The "Woke Parenting Guide" Was Harmful Appropriation. We're Fixing That.
In response to concerns raised by our staff writers, we've changed the name of our monthly resource guide.
Previously titled "The Woke Parenting Guide," we've changed it to "Raising Kids Who Aren't Assholes." SKEW managing editor Shannon Dingle, who created the guide, and staff writer Rachel Virginia Hester, who bravely and generously first called out the problem with our guide's name, explain this change below.
Rachel: You may have noticed that all of a sudden SKEW’s Woke Parenting Guide is gone. It isn’t. We just changed the name to Raising Kids Who Aren’t Assholes. We changed the Woke Parenting Guide because of the widespread appropriation of the term “woke” by white folks.
Although I am a black writer, the column is written by Shannon, a white person, who undoubtedly will most likely attract a white, Christian audience. After all, we often tend to attract those who are like us. I believe that the use of “woke” to characterize this parenting guide was appropriative, because cultural appropriation is characterized by a more powerful group benefiting from a cultural artifact belonging to a marginalized group; a cultural artifact that would typically not be seen as valuable when being worn or performed by the marginalized group to which it belongs. If we are honest, SKEW, as a publication of Level Ground, is part of a white-led and predominantly white institution. A “Woke” Parenting Guide provides some edge to our magazine and perhaps to Shannon’s predominately white audience, but black Americans continue to struggle with censorship of their expression and struggle to maintain ownership of the things we create.
But there are ways to be creative without having to resort to acts of appropriation.
To be clear, I didn't say anything about the name at first, but it became extremely jarring when the May Issue came out and a very white Barbie was juxtaposed with the previous title of the column, The Woke Parenting Guide. This same week, a popular white male Christian writer had expressed that he thought "woke" was the invention of young white hipsters, reminding me how rampant the erasure of the black origins of popular slang is.
This made me feel sad and distraught and I began to consider how alienating this could potentially be to other black readers of SKEW. I struggled with why I didn't say anything before. I had just started my time at SKEW so I didn't want to rock the boat too much. That's how women of color often get told that they don't "fit the culture of the work environment" after all: by rocking the boat. However, by issue three, I felt like I trusted my coworkers enough to believe that if I said anything, they would hear me. So I said something.
Shannon: I'm a managing editor here at SKEW. I'm the only member of our team who is a parent, so the idea for the monthly feature formerly called the Woke Parenting Guide came from the intention of providing resources to others who are raising kids to be aware and conscious in this world. Impact matters more than intent. Again, for the people in the back, impact always matters more than intent. If I hit you with my 15 passenger van, saying "but I intended to drive down the road, not to hit you" doesn't change the impact of my huge van slamming into you, right? For white people or people with any other privilege granted by societal systems of oppression and supremacy (male privilege, abled privilege, cishetero privilege, citizenship status privilege, and so on), we act like intent is what matters most.

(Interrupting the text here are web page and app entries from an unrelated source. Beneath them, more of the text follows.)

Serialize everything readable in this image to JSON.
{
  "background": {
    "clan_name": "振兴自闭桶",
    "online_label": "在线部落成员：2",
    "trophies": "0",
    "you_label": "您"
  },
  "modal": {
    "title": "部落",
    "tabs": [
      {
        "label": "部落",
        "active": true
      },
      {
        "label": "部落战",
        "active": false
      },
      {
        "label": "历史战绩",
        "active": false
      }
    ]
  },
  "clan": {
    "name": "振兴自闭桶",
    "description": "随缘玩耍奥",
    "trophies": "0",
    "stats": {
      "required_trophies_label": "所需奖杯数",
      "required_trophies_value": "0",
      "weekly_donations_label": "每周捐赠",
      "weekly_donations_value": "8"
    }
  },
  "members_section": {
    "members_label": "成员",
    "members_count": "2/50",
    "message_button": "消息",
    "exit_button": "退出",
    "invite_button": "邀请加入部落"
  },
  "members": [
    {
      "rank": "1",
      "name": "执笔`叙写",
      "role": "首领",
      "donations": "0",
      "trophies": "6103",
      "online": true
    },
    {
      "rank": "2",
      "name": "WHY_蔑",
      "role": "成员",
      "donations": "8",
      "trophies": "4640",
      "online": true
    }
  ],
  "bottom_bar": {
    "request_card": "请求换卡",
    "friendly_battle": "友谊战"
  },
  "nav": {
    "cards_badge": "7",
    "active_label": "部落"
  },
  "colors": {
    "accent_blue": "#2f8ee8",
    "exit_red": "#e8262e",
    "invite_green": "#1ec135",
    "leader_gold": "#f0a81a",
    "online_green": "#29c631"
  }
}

My spouse Lee and I have a parenting motto that our two aims are to raise kids who love Jesus and who aren't assholes. We joke that if we fail at one, we'd rather fail on the Jesus one because the world already has too many people who love Jesus and still act like assholes. We don't need to raise any more of those.

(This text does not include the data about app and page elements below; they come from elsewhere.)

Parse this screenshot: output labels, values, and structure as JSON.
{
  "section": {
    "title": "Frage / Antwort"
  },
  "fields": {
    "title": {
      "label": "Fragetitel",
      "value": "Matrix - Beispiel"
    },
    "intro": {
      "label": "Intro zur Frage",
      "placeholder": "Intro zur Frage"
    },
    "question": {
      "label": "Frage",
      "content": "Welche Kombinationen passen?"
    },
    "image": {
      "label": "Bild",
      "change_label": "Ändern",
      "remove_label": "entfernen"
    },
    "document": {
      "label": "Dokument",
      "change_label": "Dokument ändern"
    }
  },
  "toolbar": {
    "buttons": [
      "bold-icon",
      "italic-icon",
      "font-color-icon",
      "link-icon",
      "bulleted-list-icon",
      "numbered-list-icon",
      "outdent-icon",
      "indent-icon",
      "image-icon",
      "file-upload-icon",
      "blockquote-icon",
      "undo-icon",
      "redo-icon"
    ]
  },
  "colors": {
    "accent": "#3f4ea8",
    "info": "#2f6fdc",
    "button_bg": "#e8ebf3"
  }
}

(Ideally, we wouldn't have to have two goals, because loving Jesus would mean not being a jerk, but [insert name of the latest Christian jackass] shows us that isn't always the case.)
As a nod to that idea, we're renaming the feature Raising Kids Who Aren't Assholes. That's what the tools offered are meant to help you do.

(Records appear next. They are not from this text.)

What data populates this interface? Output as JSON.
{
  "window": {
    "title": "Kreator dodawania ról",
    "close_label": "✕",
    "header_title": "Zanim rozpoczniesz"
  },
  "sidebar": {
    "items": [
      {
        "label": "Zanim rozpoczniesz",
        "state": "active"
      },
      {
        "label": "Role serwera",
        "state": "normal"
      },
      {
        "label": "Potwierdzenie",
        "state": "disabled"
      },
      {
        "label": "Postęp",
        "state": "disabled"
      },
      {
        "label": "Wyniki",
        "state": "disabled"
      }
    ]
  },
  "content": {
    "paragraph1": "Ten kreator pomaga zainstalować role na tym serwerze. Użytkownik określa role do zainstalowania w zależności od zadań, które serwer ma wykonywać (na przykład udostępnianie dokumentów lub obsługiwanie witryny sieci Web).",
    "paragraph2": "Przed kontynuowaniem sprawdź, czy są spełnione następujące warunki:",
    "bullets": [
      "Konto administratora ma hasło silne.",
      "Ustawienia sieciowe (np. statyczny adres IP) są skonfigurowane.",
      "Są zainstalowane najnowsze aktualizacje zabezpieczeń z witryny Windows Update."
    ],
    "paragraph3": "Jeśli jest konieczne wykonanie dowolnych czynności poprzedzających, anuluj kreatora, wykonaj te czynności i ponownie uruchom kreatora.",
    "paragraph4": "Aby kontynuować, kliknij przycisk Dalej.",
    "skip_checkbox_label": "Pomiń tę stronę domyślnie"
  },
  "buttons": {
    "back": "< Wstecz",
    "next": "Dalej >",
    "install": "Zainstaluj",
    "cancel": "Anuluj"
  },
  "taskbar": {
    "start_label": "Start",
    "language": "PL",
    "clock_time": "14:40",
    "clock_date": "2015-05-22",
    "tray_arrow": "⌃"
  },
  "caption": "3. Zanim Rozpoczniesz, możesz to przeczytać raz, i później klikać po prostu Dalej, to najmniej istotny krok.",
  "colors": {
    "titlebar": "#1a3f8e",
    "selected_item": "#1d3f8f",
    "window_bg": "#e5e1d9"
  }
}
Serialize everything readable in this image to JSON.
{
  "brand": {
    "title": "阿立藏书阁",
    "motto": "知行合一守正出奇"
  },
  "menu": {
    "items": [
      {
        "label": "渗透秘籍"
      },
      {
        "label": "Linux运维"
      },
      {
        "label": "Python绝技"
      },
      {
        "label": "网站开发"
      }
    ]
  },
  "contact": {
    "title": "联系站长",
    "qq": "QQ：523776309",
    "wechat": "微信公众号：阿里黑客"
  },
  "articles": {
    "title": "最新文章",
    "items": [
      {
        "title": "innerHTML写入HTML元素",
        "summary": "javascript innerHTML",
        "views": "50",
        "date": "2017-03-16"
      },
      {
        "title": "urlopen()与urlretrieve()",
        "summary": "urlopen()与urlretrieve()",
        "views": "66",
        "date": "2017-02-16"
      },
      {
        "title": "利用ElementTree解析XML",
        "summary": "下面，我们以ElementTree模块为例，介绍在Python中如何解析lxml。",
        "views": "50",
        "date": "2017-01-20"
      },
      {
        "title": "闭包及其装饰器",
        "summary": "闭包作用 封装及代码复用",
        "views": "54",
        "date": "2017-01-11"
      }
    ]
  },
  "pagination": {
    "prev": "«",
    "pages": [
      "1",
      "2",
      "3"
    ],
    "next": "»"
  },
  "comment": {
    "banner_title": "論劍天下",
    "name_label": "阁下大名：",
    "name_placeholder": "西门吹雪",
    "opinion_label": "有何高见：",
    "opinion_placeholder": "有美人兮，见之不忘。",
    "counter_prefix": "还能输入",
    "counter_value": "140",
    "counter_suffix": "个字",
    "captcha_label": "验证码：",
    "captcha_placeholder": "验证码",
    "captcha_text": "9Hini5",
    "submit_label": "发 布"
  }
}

We also took the word parent out of the title, because plenty of people who aren't parents are involved in raising kids. Our family couldn't flourish without others who play their own role - from teachers and coaches to neighbors and extended family - in raising our children.
As a white editor writing this regular feature, it was an asshole move to use the language of wokeness to describe what we were doing. It's a common error, but that doesn't make it acceptable. Rachel was generous enough to point this out. Part of raising kids who aren't assholes is owning up to it when we engage in asshattery, apologizing for it, and changing course. That's what we're aiming to do with this name change.
We're applying the name change retroactively to the previous three pieces formerly named Woke Parenting Guides. This isn't to hide our mistake. We don't want a tidy erasure of our poor judgment here. No, we're changing the name retroactively because so much of the content in these pieces is evergreen and will come up in internet searches. This is both an effort to do no harm and a model for other folks (mainly my fellow white progressives) that we can and should own our shit and make it right. On each one, we'll be including a link to this piece explaining the name change, as an acknowledgment that we were wrong.
In the words of unequaled Maya Angelou, "Do the best you can until you know better. Then when you know better, do better." Thank you, Rachel. Thank you to others who risk rocking the boat, even when their labor isn’t acknowledged or appreciated. I am sorry for the impact of my title choice, and I promise to do better.